On January 4, AP reported that the “convoy will be allowed to enter the Gaza Strip after organizers struck a deal with Egyptian authorities over its transit route.”
On January 4, they arrived at El Arish, cleared customs, expect to enter Gaza as soon as possible, are just 100 miles away, and “198 vehicles” are coming with aid that includes specialized medical equipment and the vehicles themselves. Those let in will stay and are vitally needed.
Convoy organizer, Kevin Ovenden, expressed optimism saying:
“We now have every right to expect unhindered and safe passage into Gaza, but we call on all our friends internationally to stand ready to raise their voices if we face further unjustified delay.”
On January 3, Al-Zajeera reported that Egypt will temporarily open the Rafah crossing from January 3 – 6, something sporadically done before, only to be shut again on short or no notice.
Whether all, or even any, aid gets in unknown as earlier promises have been broken, and Israel keeps Gaza isolated under siege with Cairo a complicit ally.
Events are fast-moving and fluid. On January 5, aid members reported that Egyptian authorities seized 157 passports, including from convoy leaders George Galloway and Kevin Ovenden. They’d been stamped on arrival, then got an exit stamp, meaning they’d have to leave the country. Word was that these members alone would gain Gaza entry, not another 400 flying into Al Arish late Monday. After “noisy protests,” passports were later returned with exit stamps removed, so temporarily the issue was resolved.
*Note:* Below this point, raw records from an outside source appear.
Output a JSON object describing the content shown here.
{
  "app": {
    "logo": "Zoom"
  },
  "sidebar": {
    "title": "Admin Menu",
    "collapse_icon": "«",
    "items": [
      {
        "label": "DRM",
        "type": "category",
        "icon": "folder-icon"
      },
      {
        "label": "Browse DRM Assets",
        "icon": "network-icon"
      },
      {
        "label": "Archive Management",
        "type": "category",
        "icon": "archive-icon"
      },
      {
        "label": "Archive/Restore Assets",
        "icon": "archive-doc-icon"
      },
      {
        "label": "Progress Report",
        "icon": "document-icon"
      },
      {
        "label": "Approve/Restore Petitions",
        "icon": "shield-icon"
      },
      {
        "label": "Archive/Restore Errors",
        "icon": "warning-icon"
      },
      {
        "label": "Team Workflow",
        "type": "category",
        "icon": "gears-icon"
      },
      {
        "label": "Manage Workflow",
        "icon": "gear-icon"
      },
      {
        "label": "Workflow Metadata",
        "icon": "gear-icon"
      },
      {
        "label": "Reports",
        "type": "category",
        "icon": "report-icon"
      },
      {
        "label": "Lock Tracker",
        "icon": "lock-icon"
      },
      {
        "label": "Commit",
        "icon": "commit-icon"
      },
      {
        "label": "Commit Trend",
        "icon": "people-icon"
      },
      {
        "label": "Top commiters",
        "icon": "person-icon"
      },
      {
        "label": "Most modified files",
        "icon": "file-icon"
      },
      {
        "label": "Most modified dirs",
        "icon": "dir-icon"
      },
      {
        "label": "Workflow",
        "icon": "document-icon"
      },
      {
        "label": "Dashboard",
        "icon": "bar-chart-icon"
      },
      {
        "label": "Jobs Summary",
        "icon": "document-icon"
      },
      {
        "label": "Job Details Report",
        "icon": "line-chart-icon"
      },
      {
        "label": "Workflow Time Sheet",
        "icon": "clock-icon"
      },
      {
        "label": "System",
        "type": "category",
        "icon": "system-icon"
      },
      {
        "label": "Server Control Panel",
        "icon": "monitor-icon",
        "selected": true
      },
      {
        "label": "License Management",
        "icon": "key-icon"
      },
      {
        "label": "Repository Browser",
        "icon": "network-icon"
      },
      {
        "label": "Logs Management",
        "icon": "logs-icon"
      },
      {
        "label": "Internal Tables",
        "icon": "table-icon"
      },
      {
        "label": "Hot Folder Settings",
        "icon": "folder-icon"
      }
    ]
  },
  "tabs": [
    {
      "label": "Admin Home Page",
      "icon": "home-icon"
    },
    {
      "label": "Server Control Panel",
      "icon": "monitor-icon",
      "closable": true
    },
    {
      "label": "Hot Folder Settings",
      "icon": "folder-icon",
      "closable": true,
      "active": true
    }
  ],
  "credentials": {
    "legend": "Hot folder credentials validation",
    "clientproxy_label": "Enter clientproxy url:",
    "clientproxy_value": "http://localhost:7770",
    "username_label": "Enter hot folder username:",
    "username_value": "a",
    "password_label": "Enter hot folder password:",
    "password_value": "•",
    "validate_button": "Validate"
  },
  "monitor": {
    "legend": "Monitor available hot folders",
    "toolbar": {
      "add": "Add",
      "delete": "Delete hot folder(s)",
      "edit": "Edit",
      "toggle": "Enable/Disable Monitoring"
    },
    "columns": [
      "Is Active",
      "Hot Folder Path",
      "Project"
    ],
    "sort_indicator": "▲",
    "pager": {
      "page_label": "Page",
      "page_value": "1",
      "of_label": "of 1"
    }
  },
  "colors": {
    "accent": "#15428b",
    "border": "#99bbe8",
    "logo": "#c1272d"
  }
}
However, members report that the “situation is changing by the hour,” yet everyone remains hopeful. Spokeswoman Alice Howard said the “convoy expects to enter the Gaza Strip via the Rafah crossing from Egypt at 2pm local time on Tuesday.” In 2009, Galloway lead two successful missions. He hopes to make this one his third with much more aid if successful.
On January 5, a late report from Al Arish casts doubt saying:
“Our situation is now at a crisis point! Riot has broken out in the port of Al Arish. This late afternoon we were negotiating with a senior official from Cairo who left negotiations some two hours ago and did not return.” It was about securing safe passage to Gaza with needed aid.
Afterward, “Egyptian authorities called over 2,000 riot police who then moved towards our camp at the port. We have now blocked the entrance (and) now faced with (them) and water cannons and are determined to defend our vehicles and aid.”
“The Egyptian authorities have by their stubbornness and hostility….brought us to a crisis point.”
Early AM January 6, it’s reported that hundreds of members broke down the gate at the Al Arish port in protest. George Galloway scuffled with Egyptian police, and 55 activists were injured when police used water cannons, tear gas and batons to beat people who objected to Cairo’s obstructionism.
Authorities told Galloway and other convoy leaders that dozens of aid vehicles would be sent to the Israeli checkpoint, not Rafah that Egypt controls. Of course, nothing entering Israel reaches Gaza, so this idea was rejected. Hence the scuffle, standoff, and unsuccessful resolution as of early AM US Central time, January 6.
As a result, Viva Palestina calls on friends and supporters to protest by any means possible and demand that the entire convoy be granted free access to Gaza. The situation remains fluid, so new developments are likely after this article is published. Follow them at vivapalestina.org and web sites reporting their progress, or lack of it.
Stephen Lendman is a Research Associate of the Centre for Research on Globalization. He lives in Chicago and can be reached at firstname.lastname@example.org.
Also visit his blog site at sjlendman.blogspot.com and listen to the Lendman News Hour on RepublicBroadcasting.org Monday – Friday at 10AM US Central time for cutting-edge discussions with distinguished guests on world and national issues. All programs are archived for easy listening.